I could go on with questions. I think those are enough for now, however.

It's an interesting subject to me. And one that is much better answered by people like yourself than that yipping irritant William Lane Craig. ;)

Cheers!
Kane

Joey said...

What a great post. Our Lady of Guadaloupe, pray for us. Sweet Jesus, save us from ourselves and from teh culture of death.

Gregory said...

"For having never heard of the miracles I mention, you sure go on at length to offer reasons why an intelligent, researched person might choose to disbelieve them."

Yes, well, I do read. And those people I have read have given their reasons for disbelieving certain miraculous claims.

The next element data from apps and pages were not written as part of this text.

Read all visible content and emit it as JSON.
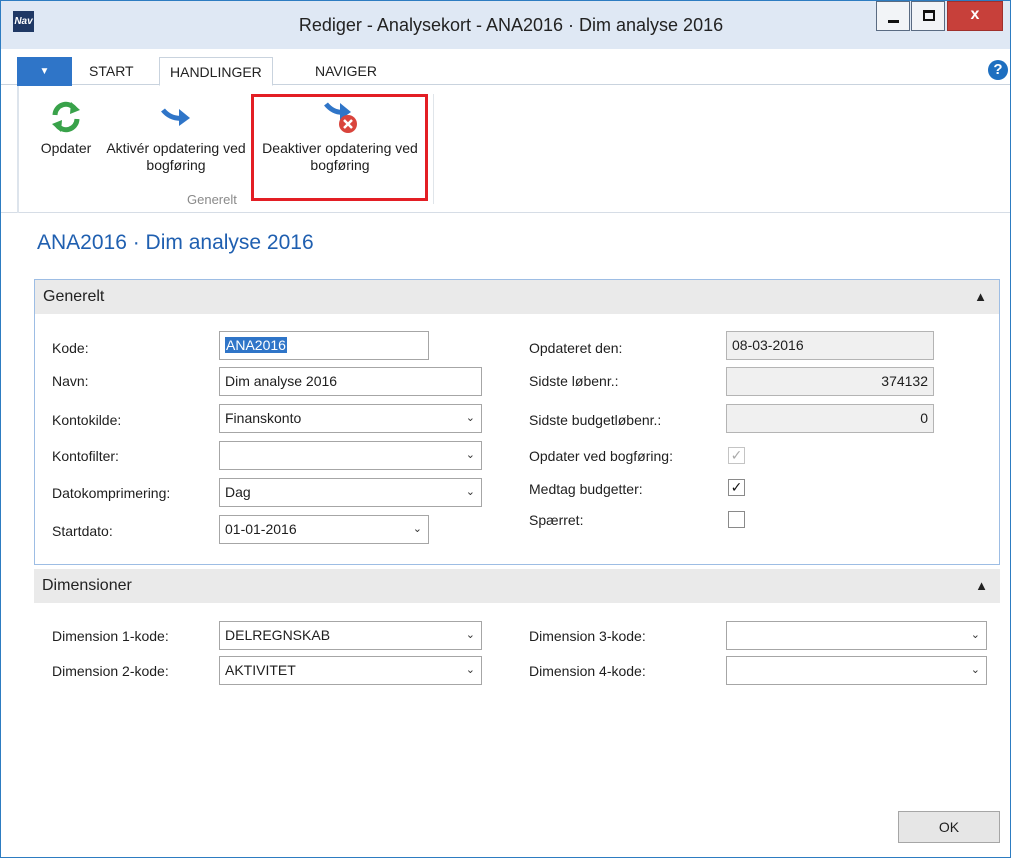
{
  "window": {
    "title": "Rediger - Analysekort - ANA2016 · Dim analyse 2016",
    "app_logo": "Nav",
    "minimize_icon": "minimize-icon",
    "maximize_icon": "maximize-icon",
    "close_label": "x"
  },
  "ribbon": {
    "tabs": [
      {
        "label": "START"
      },
      {
        "label": "HANDLINGER"
      },
      {
        "label": "NAVIGER"
      }
    ],
    "help_label": "?",
    "menu_icon": "dropdown-triangle-icon",
    "actions": [
      {
        "label": "Opdater",
        "icon": "refresh-icon"
      },
      {
        "label": "Aktivér opdatering ved bogføring",
        "icon": "arrow-right-icon"
      },
      {
        "label": "Deaktiver opdatering ved bogføring",
        "icon": "arrow-cancel-icon"
      }
    ],
    "group_label": "Generelt",
    "highlight_color": "#e31e24"
  },
  "page": {
    "title": "ANA2016 · Dim analyse 2016"
  },
  "general": {
    "header": "Generelt",
    "kode": {
      "label": "Kode:",
      "value": "ANA2016"
    },
    "navn": {
      "label": "Navn:",
      "value": "Dim analyse 2016"
    },
    "kontokilde": {
      "label": "Kontokilde:",
      "value": "Finanskonto"
    },
    "kontofilter": {
      "label": "Kontofilter:",
      "value": ""
    },
    "datokomprimering": {
      "label": "Datokomprimering:",
      "value": "Dag"
    },
    "startdato": {
      "label": "Startdato:",
      "value": "01-01-2016"
    },
    "opdateret_den": {
      "label": "Opdateret den:",
      "value": "08-03-2016"
    },
    "sidste_lobenr": {
      "label": "Sidste løbenr.:",
      "value": "374132"
    },
    "sidste_budget": {
      "label": "Sidste budgetløbenr.:",
      "value": "0"
    },
    "opdater_bogforing": {
      "label": "Opdater ved bogføring:",
      "checked": true,
      "mark": "✓"
    },
    "medtag_budgetter": {
      "label": "Medtag budgetter:",
      "checked": true,
      "mark": "✓"
    },
    "spaerret": {
      "label": "Spærret:",
      "checked": false,
      "mark": ""
    }
  },
  "dimensions": {
    "header": "Dimensioner",
    "dim1": {
      "label": "Dimension 1-kode:",
      "value": "DELREGNSKAB"
    },
    "dim2": {
      "label": "Dimension 2-kode:",
      "value": "AKTIVITET"
    },
    "dim3": {
      "label": "Dimension 3-kode:",
      "value": ""
    },
    "dim4": {
      "label": "Dimension 4-kode:",
      "value": ""
    }
  },
  "footer": {
    "ok_label": "OK"
  }
}
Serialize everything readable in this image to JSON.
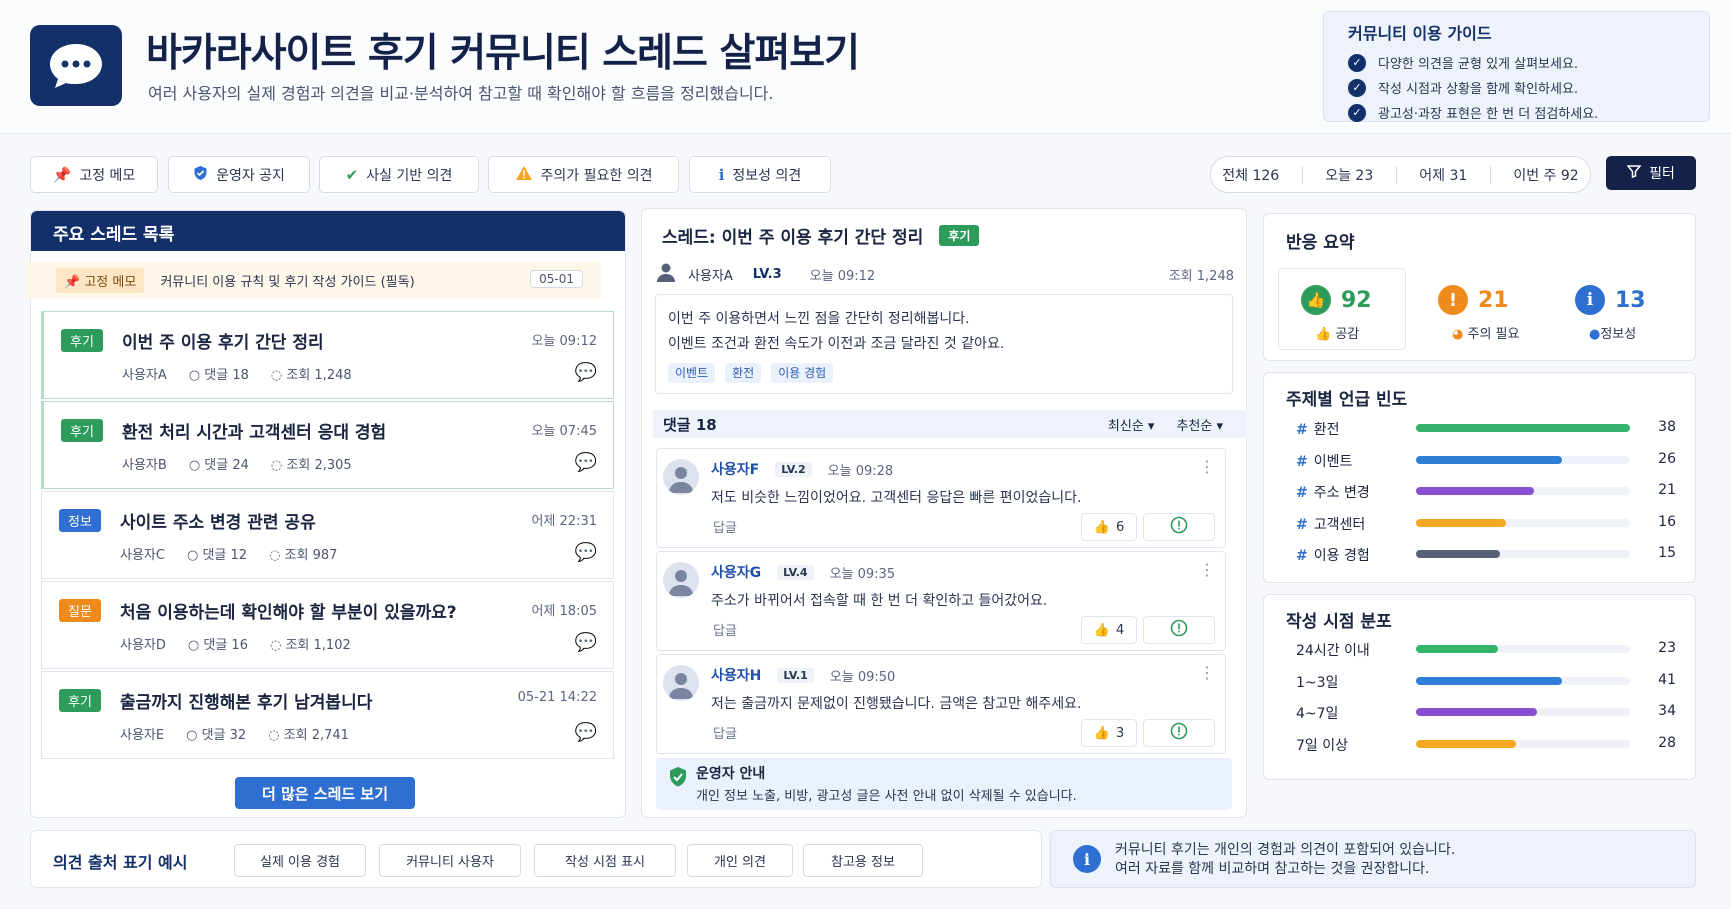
{
  "header": {
    "title": "바카라사이트 후기 커뮤니티 스레드 살펴보기",
    "subtitle": "여러 사용자의 실제 경험과 의견을 비교·분석하여 참고할 때 확인해야 할 흐름을 정리했습니다."
  },
  "guide": {
    "title": "커뮤니티 이용 가이드",
    "items": [
      "다양한 의견을 균형 있게 살펴보세요.",
      "작성 시점과 상황을 함께 확인하세요.",
      "광고성·과장 표현은 한 번 더 점검하세요."
    ]
  },
  "filters": [
    "고정 메모",
    "운영자 공지",
    "사실 기반 의견",
    "주의가 필요한 의견",
    "정보성 의견"
  ],
  "stats": [
    "전체 126",
    "오늘 23",
    "어제 31",
    "이번 주 92"
  ],
  "filter_button": "필터",
  "thread_list": {
    "title": "주요 스레드 목록",
    "pinned": {
      "badge": "고정 메모",
      "text": "커뮤니티 이용 규칙 및 후기 작성 가이드 (필독)",
      "date": "05-01"
    },
    "threads": [
      {
        "badge": "후기",
        "title": "이번 주 이용 후기 간단 정리",
        "time": "오늘 09:12",
        "author": "사용자A",
        "comments": "댓글 18",
        "views": "조회 1,248"
      },
      {
        "badge": "후기",
        "title": "환전 처리 시간과 고객센터 응대 경험",
        "time": "오늘 07:45",
        "author": "사용자B",
        "comments": "댓글 24",
        "views": "조회 2,305"
      },
      {
        "badge": "정보",
        "title": "사이트 주소 변경 관련 공유",
        "time": "어제 22:31",
        "author": "사용자C",
        "comments": "댓글 12",
        "views": "조회 987"
      },
      {
        "badge": "질문",
        "title": "처음 이용하는데 확인해야 할 부분이 있을까요?",
        "time": "어제 18:05",
        "author": "사용자D",
        "comments": "댓글 16",
        "views": "조회 1,102"
      },
      {
        "badge": "후기",
        "title": "출금까지 진행해본 후기 남겨봅니다",
        "time": "05-21 14:22",
        "author": "사용자E",
        "comments": "댓글 32",
        "views": "조회 2,741"
      }
    ],
    "more_button": "더 많은 스레드 보기"
  },
  "thread_detail": {
    "title": "스레드: 이번 주 이용 후기 간단 정리",
    "badge": "후기",
    "author": "사용자A",
    "level": "LV.3",
    "time": "오늘 09:12",
    "views": "조회 1,248",
    "body_line1": "이번 주 이용하면서 느낀 점을 간단히 정리해봅니다.",
    "body_line2": "이벤트 조건과 환전 속도가 이전과 조금 달라진 것 같아요.",
    "tags": [
      "이벤트",
      "환전",
      "이용 경험"
    ]
  },
  "comments": {
    "title": "댓글 18",
    "sort1": "최신순",
    "sort2": "추천순",
    "items": [
      {
        "author": "사용자F",
        "level": "LV.2",
        "time": "오늘 09:28",
        "body": "저도 비슷한 느낌이었어요. 고객센터 응답은 빠른 편이었습니다.",
        "reply": "답글",
        "likes": "6"
      },
      {
        "author": "사용자G",
        "level": "LV.4",
        "time": "오늘 09:35",
        "body": "주소가 바뀌어서 접속할 때 한 번 더 확인하고 들어갔어요.",
        "reply": "답글",
        "likes": "4"
      },
      {
        "author": "사용자H",
        "level": "LV.1",
        "time": "오늘 09:50",
        "body": "저는 출금까지 문제없이 진행됐습니다. 금액은 참고만 해주세요.",
        "reply": "답글",
        "likes": "3"
      }
    ],
    "operator": {
      "title": "운영자 안내",
      "text": "개인 정보 노출, 비방, 광고성 글은 사전 안내 없이 삭제될 수 있습니다."
    }
  },
  "reactions": {
    "title": "반응 요약",
    "items": [
      {
        "value": "92",
        "label": "공감",
        "color": "#2d9b5a"
      },
      {
        "value": "21",
        "label": "주의 필요",
        "color": "#f08a1c"
      },
      {
        "value": "13",
        "label": "정보성",
        "color": "#2f6fd1"
      }
    ]
  },
  "topics": {
    "title": "주제별 언급 빈도",
    "items": [
      {
        "label": "환전",
        "value": 38,
        "color": "#34b36a"
      },
      {
        "label": "이벤트",
        "value": 26,
        "color": "#2f7fd6"
      },
      {
        "label": "주소 변경",
        "value": 21,
        "color": "#8a4fd0"
      },
      {
        "label": "고객센터",
        "value": 16,
        "color": "#f5a623"
      },
      {
        "label": "이용 경험",
        "value": 15,
        "color": "#566178"
      }
    ]
  },
  "timing": {
    "title": "작성 시점 분포",
    "items": [
      {
        "label": "24시간 이내",
        "value": 23,
        "color": "#34b36a"
      },
      {
        "label": "1~3일",
        "value": 41,
        "color": "#2f7fd6"
      },
      {
        "label": "4~7일",
        "value": 34,
        "color": "#8a4fd0"
      },
      {
        "label": "7일 이상",
        "value": 28,
        "color": "#f5a623"
      }
    ]
  },
  "source_examples": {
    "title": "의견 출처 표기 예시",
    "items": [
      "실제 이용 경험",
      "커뮤니티 사용자",
      "작성 시점 표시",
      "개인 의견",
      "참고용 정보"
    ]
  },
  "notice": {
    "line1": "커뮤니티 후기는 개인의 경험과 의견이 포함되어 있습니다.",
    "line2": "여러 자료를 함께 비교하며 참고하는 것을 권장합니다."
  }
}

It's simply a matter of drawing a logical conclusion from there, even if intelligent people haven't heard of the miracles you've listed.


The problem with that line of reasoning, Kane, is that I mentioned three very specific cases, not simply "miracles" in the abstract. I mentioned those three cases in particular because of the depth and breadth of scientific inquiry into each case, and the utter inability to explain any of these cases from a merely materialistic point of view. Whether or not an atheistic, materialistic scientist is comfortable referring to such a case as a "miracle" or an "act of God" does nothing to negate the fact that there is something there, that has no scientific explanation, and yet endures and is studiable.

Hence my criticism: if you haven't heard of these miracles, much less studied or researched them, you really can't overcome them by saying that other miraculous claims have been explained away or dismissed by scientists. Even the allegedly "inconclusive" Shroud of Turin, the most studied historical artifact in the world, has caused 95% of the atheist or agnostic scientists who studied it to become Christians.

"I wonder, do you actually read my blogs?"

In fact, no, I don't always read everything you write. I often don't have the time, even though I'd like to. I'm sure you know what it's like.


I certainly do know what it's like. I just make it a point not to comment on blogs that I don't have time to read. Especially on blogs specifically oriented to interacting in the Comments section. It seems that a rudimentary knowledge of the topic presented there would be somewhat incumbent in those circumstances.

Gregory said...

Had typed a whole lot more, but the computer crashed. You know how it is. I'll try to reproduce it later. In the meantime, Kane, your three comment limit has been reached, so if you want to pursue this discussion, do it by email or wait for a new post.